While METCO and charters share many similarities, they often draw dramatically different reactions.  Opponents accuse charter schools of self-selection bias, claiming that only the most involved and motivated parents seek to enroll their children. What then to make of METCO, where parents placed fully one-quarter of current students on the program’s waitlist during the first year of their child’s life? That suggests an extremely high level of motivation.

Opponents claim that charter schools “cream” the best students.  Yet while charters admit students by lottery when the schools are oversubscribed – which they invariably are – METCO selectively chooses Boston students and in Springfield, the city’s school district picks which students to admit to the program.

The loudest anti-charter howls are about money, even though state law calls for school districts to receive more than two years’ worth of funding over a six-year period after a student chooses to leave for a charter school.
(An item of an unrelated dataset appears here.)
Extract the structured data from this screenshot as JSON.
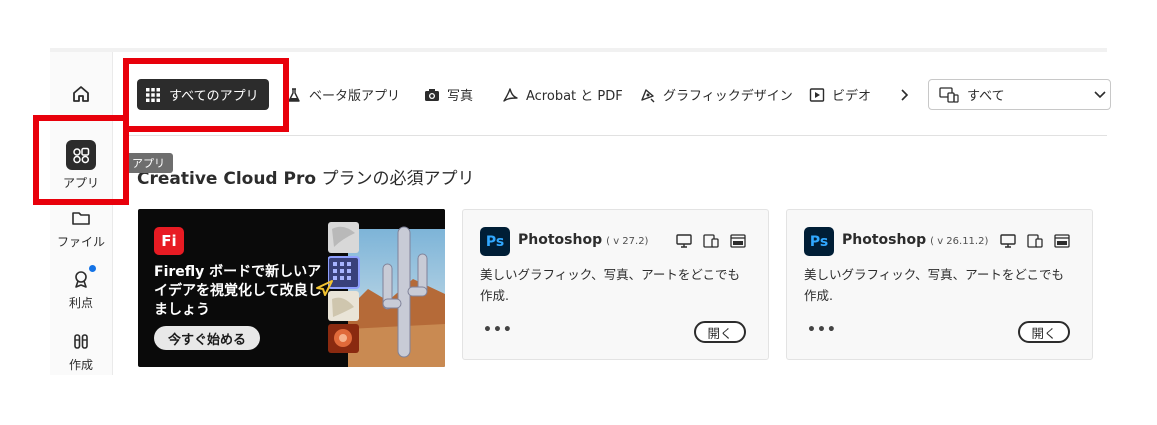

Charter reimbursements have been fully funded in 12 of the 17 years since 2000. Boston and Springfield, on the other hand, receive no reimbursement when a student is selected for the METCO program.

Despite selection and funding processes that are demonstrably more democratic and more generous than METCO’s, charter schools are the subject of unrelenting hostility. There is nary a hint of opposition to the METCO program.

To be clear, these comparisons are in no way meant to denigrate METCO. In fact, Pioneer Institute has published two studies calling for the program to be expanded to other cities and its funding increased. But it is hard to ignore the difference in the reception METCO and charter schools receive in their communities.

Another thing the two programs share is a record of success.  METCO performance data are not as accessible as we would like, but at least 15 percent more of the program’s students scored proficient or better on 2010 MCAS tests compared to their district counterparts in Boston and Springfield. METCO students also have significantly higher graduation rates.

As for charter schools, a 2015 Stanford University study found that Boston charters are doing more to eliminate the achievement gap between affluent and low-income students than any other group of public schools in the country. Earlier this year, an MIT study found that Boston charter school students have significantly higher SAT scores and are more likely to take Advanced Placement tests and attend four-year colleges than are their counterparts who entered charter lotteries but were not selected.

In 2014, 18 charter schools – many of them urban – had the best results in all of Massachusetts on various MCAS tests.

Meet the Author

Tom Birmingham

Guest Contributor, Pioneer Institute
Meet the Author

Gerard Robinson

Guest Contributor, American Enterprise Institute
Strong demand is another attribute METCO and charter schools share. There are more than 34,000 students on charter school waitlists, while the average wait to get into METCO is about five years.

It’s hard to reconcile the positions of those who claim that charter schools “siphon” money from school districts and “cream” the best students, yet support METCO. The facts are clear: Both of these highly successful programs should be celebrated — and expanded.

Tom Birmingham was co-author of the Massachusetts Education Reform Act of 1993 and is distinguished senior fellow in education at Pioneer Institute. Gerard Robinson is a resident fellow at the American Enterprise Institute and member of Pioneer Institute’s Center for School Reform advisory board.